"I don't see this as a moneymaking proposition, we should not be going into it for that reason. We oughta be looking at the fact that there's overcrowding, there are ways to eliminate the overcrowding and that's not to build a $34.5 million dollar jail on a piece of property that we don't even own," says Carl Streeter, Herkimer County resident.
"The expense on the backs of the taxpayers in this area, we're a poor community, and we can't afford this," says Helen Rose, Herkimer County Legislator.
But not everyone agrees. Plans for a new correctional facility have been on the table for years and some residents think its the right decision.
"The one that we have right now is overcrowded, antiquated, it's a dinosaur," says Raymond Lamanna, Herkimer County resident.
"They have to build it, if they don't build it, they're gonna keep outsourcing their criminals from the herkimer county jail to oneida county jail and it's gonna cost us more money," says Sarah Simpson, Herkimer County resident.
But it's not that easy. The village of Herkimer's recent zoning law tried to exclude the construction of the facility, but the State Commission of Correction said Tuesday that it's siding with Herkimer County in the pending lawsuit and one county administrator says it's long awaited news.
"It's been about a 14 year process. We're boarding out an awful lot of inmates to other counties, it's getting more difficult, more expensive. Last year we spent about 950 thousand dollars, this year we budgeted 950 thousand dollars. Our projection is we'll spend about 1.45 million dollars this year," says Jim Wallace, Herkimer County Administrator.
"Their position that state government trumps local government should scare us all, that should not be the case in all things and zoning of course is an issue for the local government," says Rose.
One resident says there are other cost-effective options besides building a new facility.
"We bring the bad guys in today, keep them overnight, and send them out tomorrow. 4 cells only, everybody else to be farmed out. That would save us millions of dollars, do the math yourself, if i'm sending people out at 100 dollars a day, as opposed to keeping them here at 332 dollars a day, i'm saving a ton of money," says Streeter.

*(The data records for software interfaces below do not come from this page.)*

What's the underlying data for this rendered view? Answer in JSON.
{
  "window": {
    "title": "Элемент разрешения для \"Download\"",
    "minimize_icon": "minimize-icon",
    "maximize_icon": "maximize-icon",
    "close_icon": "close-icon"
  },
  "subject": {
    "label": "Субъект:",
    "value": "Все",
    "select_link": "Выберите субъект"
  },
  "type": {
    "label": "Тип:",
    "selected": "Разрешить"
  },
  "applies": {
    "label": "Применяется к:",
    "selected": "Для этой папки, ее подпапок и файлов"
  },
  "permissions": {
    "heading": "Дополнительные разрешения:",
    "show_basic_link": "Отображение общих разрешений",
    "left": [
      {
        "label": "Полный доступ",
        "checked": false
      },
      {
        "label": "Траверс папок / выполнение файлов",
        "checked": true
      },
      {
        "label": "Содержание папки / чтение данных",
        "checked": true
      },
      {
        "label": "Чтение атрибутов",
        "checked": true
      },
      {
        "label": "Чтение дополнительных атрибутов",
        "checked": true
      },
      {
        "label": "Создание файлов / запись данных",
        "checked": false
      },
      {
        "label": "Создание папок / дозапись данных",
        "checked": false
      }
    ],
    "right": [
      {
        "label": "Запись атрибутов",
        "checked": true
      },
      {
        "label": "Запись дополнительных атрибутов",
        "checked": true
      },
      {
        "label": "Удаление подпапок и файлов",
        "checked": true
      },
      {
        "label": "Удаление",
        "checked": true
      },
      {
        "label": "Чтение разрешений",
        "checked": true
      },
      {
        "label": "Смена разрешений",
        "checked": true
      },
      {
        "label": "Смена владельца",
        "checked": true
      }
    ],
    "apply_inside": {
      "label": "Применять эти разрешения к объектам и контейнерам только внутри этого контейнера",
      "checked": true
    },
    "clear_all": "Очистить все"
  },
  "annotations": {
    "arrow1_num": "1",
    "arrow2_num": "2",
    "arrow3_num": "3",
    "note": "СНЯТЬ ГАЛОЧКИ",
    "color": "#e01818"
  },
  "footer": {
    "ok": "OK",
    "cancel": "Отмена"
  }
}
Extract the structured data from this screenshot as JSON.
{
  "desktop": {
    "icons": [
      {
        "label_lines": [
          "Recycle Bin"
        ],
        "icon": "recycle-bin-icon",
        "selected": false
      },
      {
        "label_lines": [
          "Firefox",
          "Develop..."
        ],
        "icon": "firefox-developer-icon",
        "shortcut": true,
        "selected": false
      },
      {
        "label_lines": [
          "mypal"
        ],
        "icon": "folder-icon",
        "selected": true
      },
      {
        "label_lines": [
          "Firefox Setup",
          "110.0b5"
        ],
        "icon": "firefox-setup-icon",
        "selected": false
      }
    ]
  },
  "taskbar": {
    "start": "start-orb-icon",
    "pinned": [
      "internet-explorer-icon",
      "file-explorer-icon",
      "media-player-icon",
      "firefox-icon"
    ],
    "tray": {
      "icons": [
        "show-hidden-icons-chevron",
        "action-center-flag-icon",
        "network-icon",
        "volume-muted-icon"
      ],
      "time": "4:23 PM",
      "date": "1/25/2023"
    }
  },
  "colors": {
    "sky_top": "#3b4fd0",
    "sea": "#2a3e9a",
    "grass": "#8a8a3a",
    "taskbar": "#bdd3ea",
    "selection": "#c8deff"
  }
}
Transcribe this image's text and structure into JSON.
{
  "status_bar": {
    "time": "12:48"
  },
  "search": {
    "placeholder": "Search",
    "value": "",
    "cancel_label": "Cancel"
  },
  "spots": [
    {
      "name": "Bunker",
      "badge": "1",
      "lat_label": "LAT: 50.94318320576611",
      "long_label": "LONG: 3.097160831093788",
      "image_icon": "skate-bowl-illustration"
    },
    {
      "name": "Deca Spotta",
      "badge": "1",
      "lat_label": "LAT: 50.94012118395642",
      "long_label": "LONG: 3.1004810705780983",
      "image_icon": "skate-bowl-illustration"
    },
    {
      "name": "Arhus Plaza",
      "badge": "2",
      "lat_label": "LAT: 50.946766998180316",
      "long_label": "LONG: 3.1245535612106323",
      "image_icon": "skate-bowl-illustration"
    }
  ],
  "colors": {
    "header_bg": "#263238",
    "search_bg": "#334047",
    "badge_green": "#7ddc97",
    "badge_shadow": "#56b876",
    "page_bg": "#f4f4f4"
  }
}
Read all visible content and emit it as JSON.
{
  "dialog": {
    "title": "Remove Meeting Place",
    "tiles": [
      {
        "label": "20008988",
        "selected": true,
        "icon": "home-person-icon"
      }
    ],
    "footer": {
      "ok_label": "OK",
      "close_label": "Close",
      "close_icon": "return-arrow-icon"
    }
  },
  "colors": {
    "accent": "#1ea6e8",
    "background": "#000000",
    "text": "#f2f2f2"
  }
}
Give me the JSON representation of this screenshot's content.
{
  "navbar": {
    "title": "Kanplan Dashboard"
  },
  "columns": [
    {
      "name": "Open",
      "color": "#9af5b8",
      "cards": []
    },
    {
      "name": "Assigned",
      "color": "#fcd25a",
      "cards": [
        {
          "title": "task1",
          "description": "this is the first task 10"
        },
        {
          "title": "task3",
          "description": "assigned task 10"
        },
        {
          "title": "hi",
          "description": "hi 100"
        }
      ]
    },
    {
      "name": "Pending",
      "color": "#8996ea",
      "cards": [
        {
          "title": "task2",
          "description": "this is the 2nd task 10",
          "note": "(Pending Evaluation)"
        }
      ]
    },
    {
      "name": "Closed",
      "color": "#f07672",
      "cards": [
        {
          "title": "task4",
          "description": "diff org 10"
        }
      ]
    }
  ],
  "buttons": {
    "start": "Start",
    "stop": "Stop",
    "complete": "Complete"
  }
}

Now the Supreme Court has yet to rule on the suit, but officials hope to hear a decision in the coming weeks.